Dysautonomia Foundation, Inc.

Family Matters
Winter 2003




Samantha Myers Dedicates Bat Mitzvah to Foundation

Samantha Myers at her Bat Mitzvah with Rabbi Chava Koster

The following is an excerpt from the speech Samantha Myers gave at her Bat Mitzvah this past summer.  We want to thank Samantha for her gift and her lovely words.

“My Torah Portion is Devarim which is the beginning of the fifth book of the Bible.  Moses and the Israelites are at the River Jordan.  They have been wandering in the desert for forty years since they left Egypt.  God has told Moses that the Jews who were slaves would not be able to enter the Promised Land, except for Caleb and Joshua.  This was because they lost faith in God when they built the golden calf.  God also told Moses that he too could not enter the Promised Land.

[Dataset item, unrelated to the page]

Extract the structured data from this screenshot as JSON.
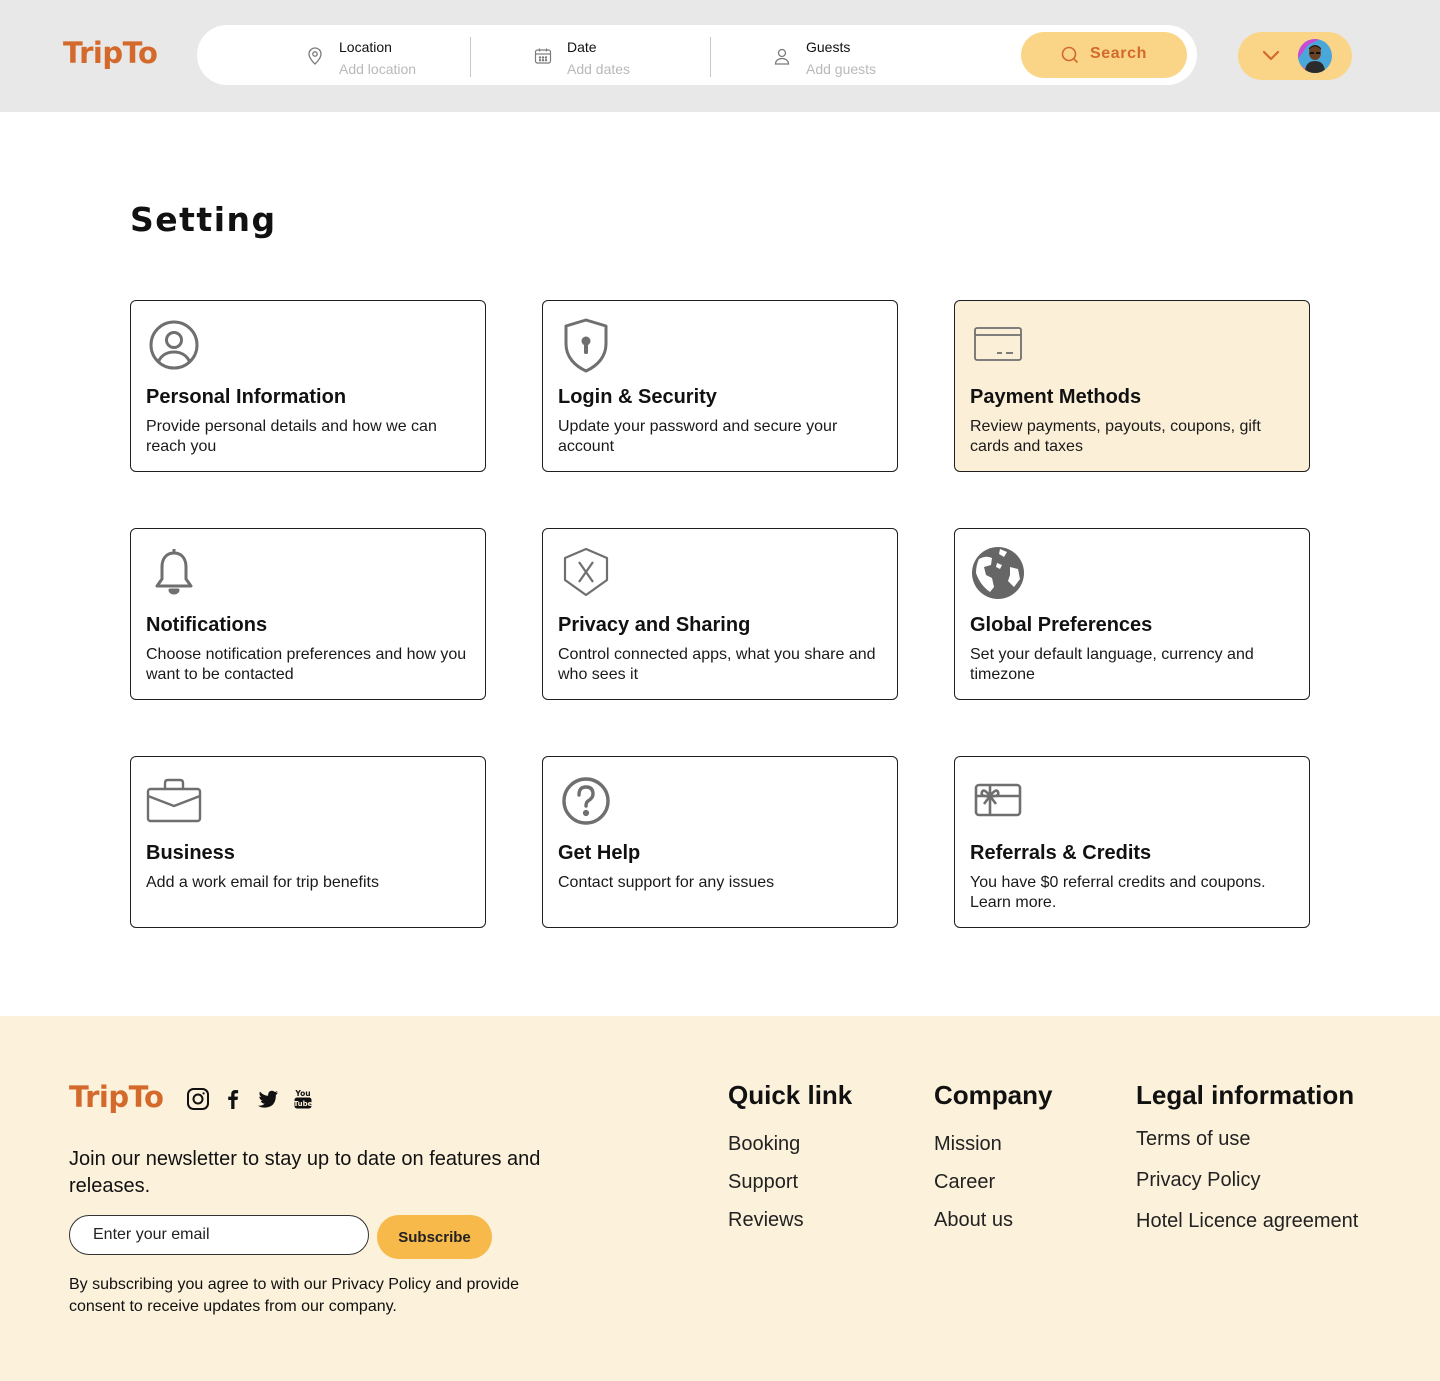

“In this section, Moses is reminding the Jews of everything that happened when they were wandering in the desert, especially all the things they did wrong, and all the battles that they fought.  I think he is doing that because he knows he is about to die and he wants to be sure that all the Jews will obey and respect God after he passes away.  Moses has taken care of them for forty years and he is worried about them and their future when he won’t be there.  They are like his children.  And you know how parents are.  Sometimes they yell because they love you.

“My connection with the Torah portion is very personal.  I have a lot of challenges in my life.  I was born with a Jewish genetic disorder called Familial Dysautonomia, or FD for short.  I have to deal with a lot of medical issues every day.  For me, that is like wandering in the desert.  I also have a dream of my own Promised Land, a world with a cure for FD.  That helps me get through all the tough times, just like the idea of the Promised Land did for Moses and the Jews.  I think that almost everyone has difficult times, but if they have dreams about how to make the world better, it makes a big difference.  And I think that even though Moses didn’t get to the Promised Land, his dream was fulfilled because he helped the next generation there to live in freedom.

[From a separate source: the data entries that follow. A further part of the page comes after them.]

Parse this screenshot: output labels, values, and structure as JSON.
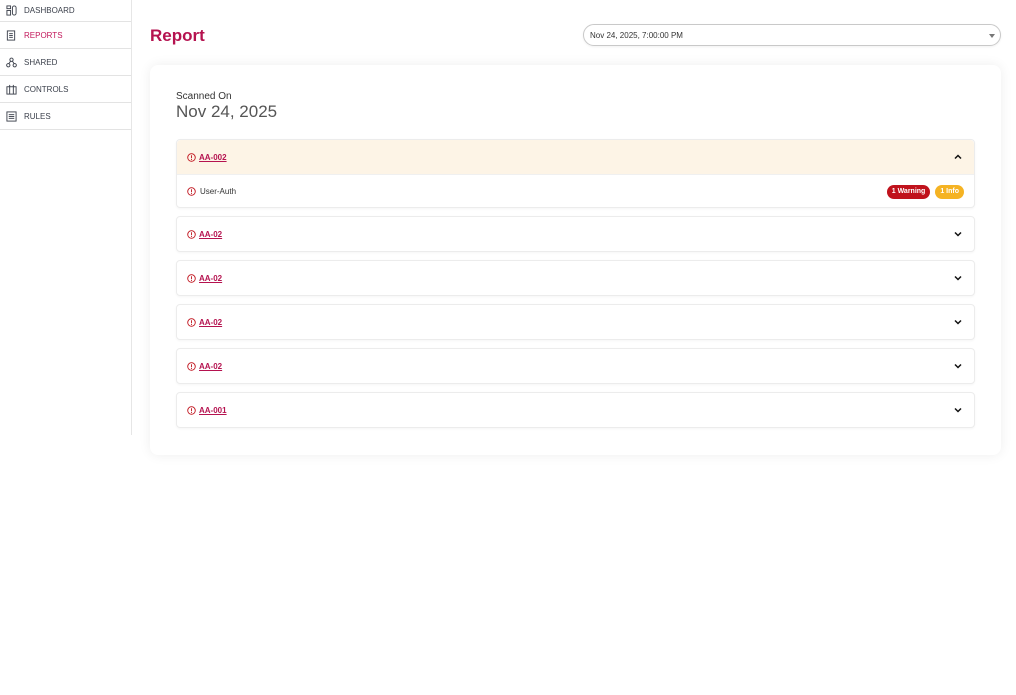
{
  "sidebar": {
    "items": [
      {
        "label": "DASHBOARD",
        "icon": "dashboard-icon",
        "active": false
      },
      {
        "label": "REPORTS",
        "icon": "report-icon",
        "active": true
      },
      {
        "label": "SHARED",
        "icon": "shared-icon",
        "active": false
      },
      {
        "label": "CONTROLS",
        "icon": "controls-icon",
        "active": false
      },
      {
        "label": "RULES",
        "icon": "rules-icon",
        "active": false
      }
    ]
  },
  "header": {
    "title": "Report",
    "date_select": {
      "value": "Nov 24, 2025, 7:00:00 PM"
    }
  },
  "report": {
    "scanned_label": "Scanned On",
    "scanned_date": "Nov 24, 2025",
    "groups": [
      {
        "title": "AA-002",
        "expanded": true,
        "rules": [
          {
            "name": "User-Auth",
            "warning_badge": "1 Warning",
            "info_badge": "1 Info"
          }
        ]
      },
      {
        "title": "AA-02",
        "expanded": false
      },
      {
        "title": "AA-02",
        "expanded": false
      },
      {
        "title": "AA-02",
        "expanded": false
      },
      {
        "title": "AA-02",
        "expanded": false
      },
      {
        "title": "AA-001",
        "expanded": false
      }
    ]
  },
  "colors": {
    "accent": "#b5124f",
    "open_header_bg": "#fdf4e6",
    "warning": "#c0121c",
    "info": "#f5b323"
  }
}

“So, to help make my dream come true, I have dedicated my Bat Mitzvah to raising money for the Familial [sic] Dysautonomia Foundation to help support medical research for kids with FD.  I hope that it will help scientists find a cure, or at least ways to make life easier, for me and all the other kids with FD.  But no matter what happens, it makes me feel really great that I can make a difference, even if I don’t get to the Promised Land.”

*Parents, FD children, and FD adults are welcome to submit pieces such as the Bat Mitzvah dedication above, including achievements, congratulations, thanks, poetry, artwork, and hopeful anecdotes.  Please contact the Foundation at 212-949-6644, or Fd212dys@aol.com.



copyright (c) 2004 Dysautonomia Foundation, Inc.                                        last modified 8/6/04